Fortunately as I came into T2 I was feeling much better. Everyone tells you to start the run slowly otherwise you will suffer later and that the race only starts after 21km so I tried to run the first few kms slowly but you feel so great after the bike and the crowds are there cheering you on that its hard to hold back. After about 8kms I knew it was going to be a tough run. I’ve never run a marathon and wasn’t sure how I’d feel at the 32km mark; whether I’d hit that brick wall or not…? I didn’t want to drink any coke or Gu brew til after 21km. I wanted to run the first half as well as I could and I’d use my regular nutrition of water and 32Gi tabs and chews and then I’d find whatever energy I had left over and whatever food or liquids I needed to get me home.
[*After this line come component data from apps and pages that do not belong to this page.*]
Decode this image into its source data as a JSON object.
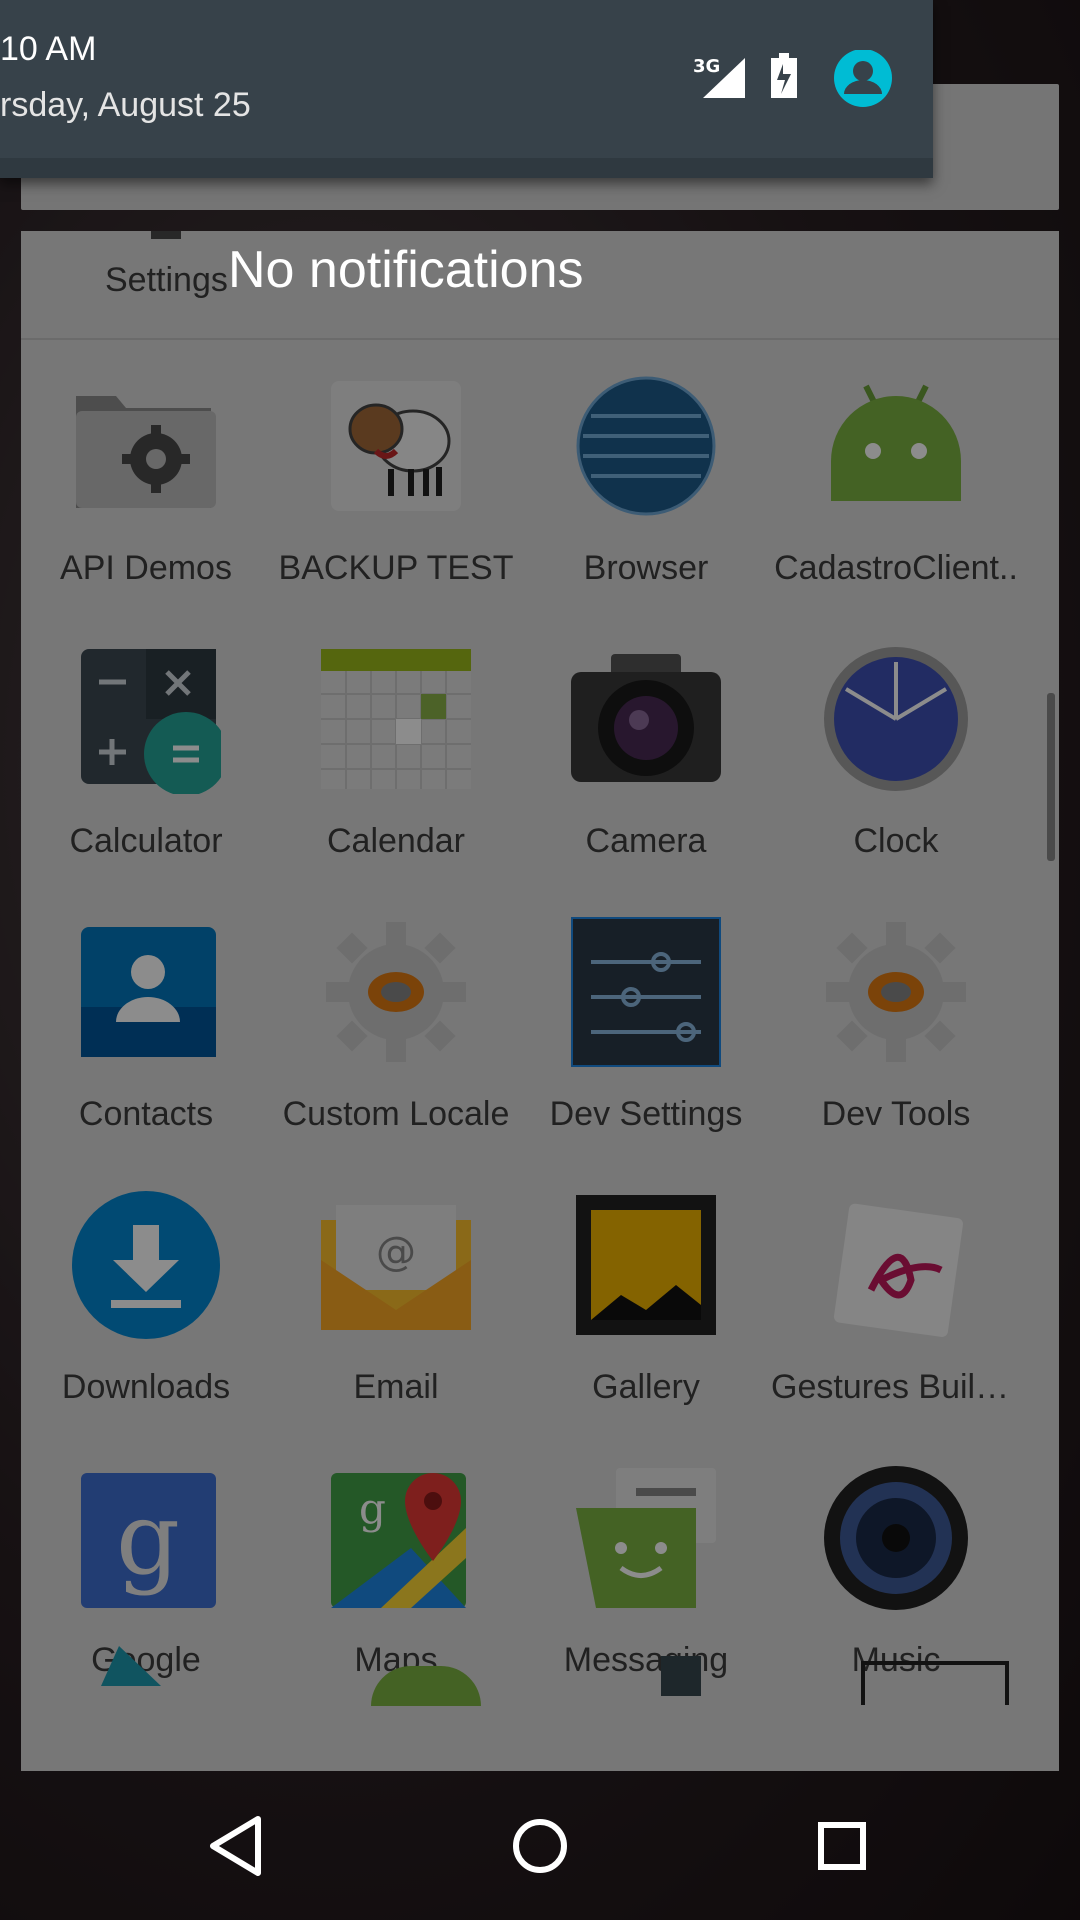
{
  "shade": {
    "time": "10 AM",
    "date": "rsday, August 25",
    "network_badge": "3G",
    "empty_message": "No notifications"
  },
  "drawer": {
    "header_label": "Settings",
    "apps": [
      {
        "label": "API Demos",
        "icon": "folder-gear-icon"
      },
      {
        "label": "BACKUP TEST",
        "icon": "sheep-icon"
      },
      {
        "label": "Browser",
        "icon": "globe-icon"
      },
      {
        "label": "CadastroClient..",
        "icon": "android-icon"
      },
      {
        "label": "Calculator",
        "icon": "calculator-icon"
      },
      {
        "label": "Calendar",
        "icon": "calendar-icon"
      },
      {
        "label": "Camera",
        "icon": "camera-icon"
      },
      {
        "label": "Clock",
        "icon": "clock-icon"
      },
      {
        "label": "Contacts",
        "icon": "contacts-icon"
      },
      {
        "label": "Custom Locale",
        "icon": "gear-icon"
      },
      {
        "label": "Dev Settings",
        "icon": "sliders-icon"
      },
      {
        "label": "Dev Tools",
        "icon": "gear-icon"
      },
      {
        "label": "Downloads",
        "icon": "download-icon"
      },
      {
        "label": "Email",
        "icon": "email-icon"
      },
      {
        "label": "Gallery",
        "icon": "gallery-icon"
      },
      {
        "label": "Gestures Builder",
        "icon": "gestures-icon"
      },
      {
        "label": "Google",
        "icon": "google-icon"
      },
      {
        "label": "Maps",
        "icon": "maps-icon"
      },
      {
        "label": "Messaging",
        "icon": "messaging-icon"
      },
      {
        "label": "Music",
        "icon": "speaker-icon"
      }
    ]
  },
  "colors": {
    "shade_bg": "#37424a",
    "avatar": "#00bcd4",
    "drawer_bg": "#d9d9d9"
  }
}
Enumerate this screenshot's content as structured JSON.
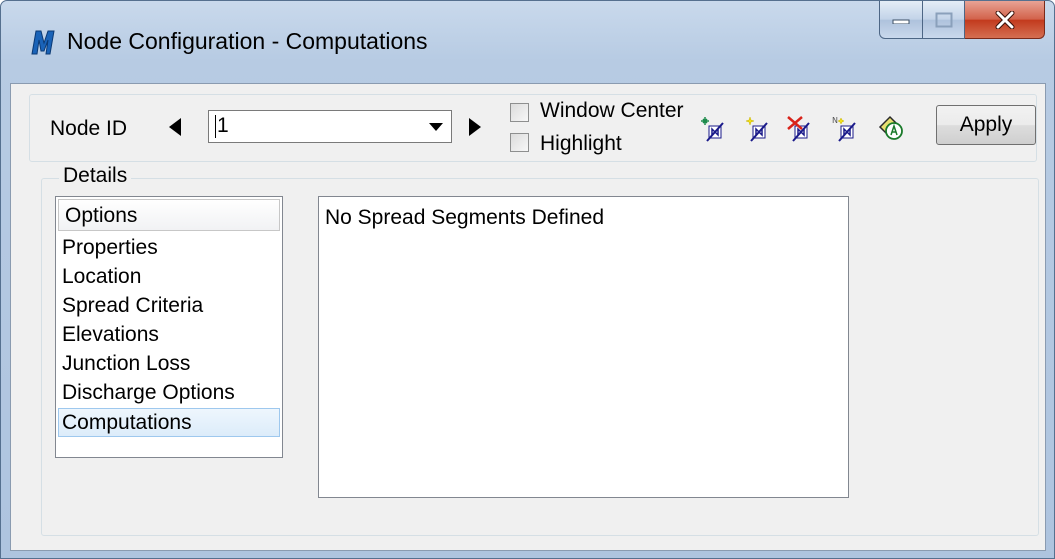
{
  "window": {
    "title": "Node Configuration - Computations",
    "app_icon": "microstation-m-icon"
  },
  "toolbar": {
    "node_id_label": "Node ID",
    "node_id_value": "1",
    "window_center_label": "Window Center",
    "highlight_label": "Highlight",
    "window_center_checked": false,
    "highlight_checked": false,
    "apply_label": "Apply",
    "icons": [
      "add-node-icon",
      "new-node-icon",
      "delete-node-icon",
      "renumber-node-icon",
      "node-properties-icon"
    ]
  },
  "details": {
    "legend": "Details",
    "options_header": "Options",
    "options": [
      "Properties",
      "Location",
      "Spread Criteria",
      "Elevations",
      "Junction Loss",
      "Discharge Options",
      "Computations"
    ],
    "selected_option": "Computations",
    "content_text": "No Spread Segments Defined"
  },
  "colors": {
    "title_bar": "#b9cde5",
    "close_button": "#c7432a",
    "selection": "#dcecfa"
  }
}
The second loop was the hardest. I was singing 100 green bottles hanging on the wall! I got down to zero and then started over again! Anything to keep a rhythm and keep me going! I just kept aiming for the next water point. When I got to the 32km mark I actually started to feel stronger again. I think the thought of being less than an hour from the finish spurts you on and as I ran along Marine Drive for the final time with the crowds cheering I was on such a high. I was about to finish my first Ironman. I could remember back to days when I’d been training and I’d been thinking of this moment of crossing the finish line and imagining myself in tears. But on the day I was just so happy and maybe a little bit amazed that I’d actually done it that there were no tears. As I ran down onto the carpet I saw Pierre with our Scottish flag so I grabbed it and headed towards the finish line. I quickly looked behind but fortunately there was no one so I had the finish to myself. I saw Paul Kaye and the words began to flow from his mouth…. ‘JENNY CLOSE, YOU ARE AN IRONMAN!’
I would like to thank Shout Factory Media, which I work for in Blouberg, for their sponsorship and support. Also thank you to Cape Auto Centre Tri/Multisports Team, of which I’m proud to be part of, and 32Gi for their continuous support. Also thank you to Raynard and Natalie Tissink (Velocity Sports Lab) for all their help with my Ironman training. I’m sure Natalie was very shocked to see me coming out of the water sub 1 hr 15mins having seen me swimming so badly only a couple of months ago!
So….will I do another Ironman?….definitely!! I’m already planning my next one!
Ladies position: 52nd
Age (35-39) position: 13th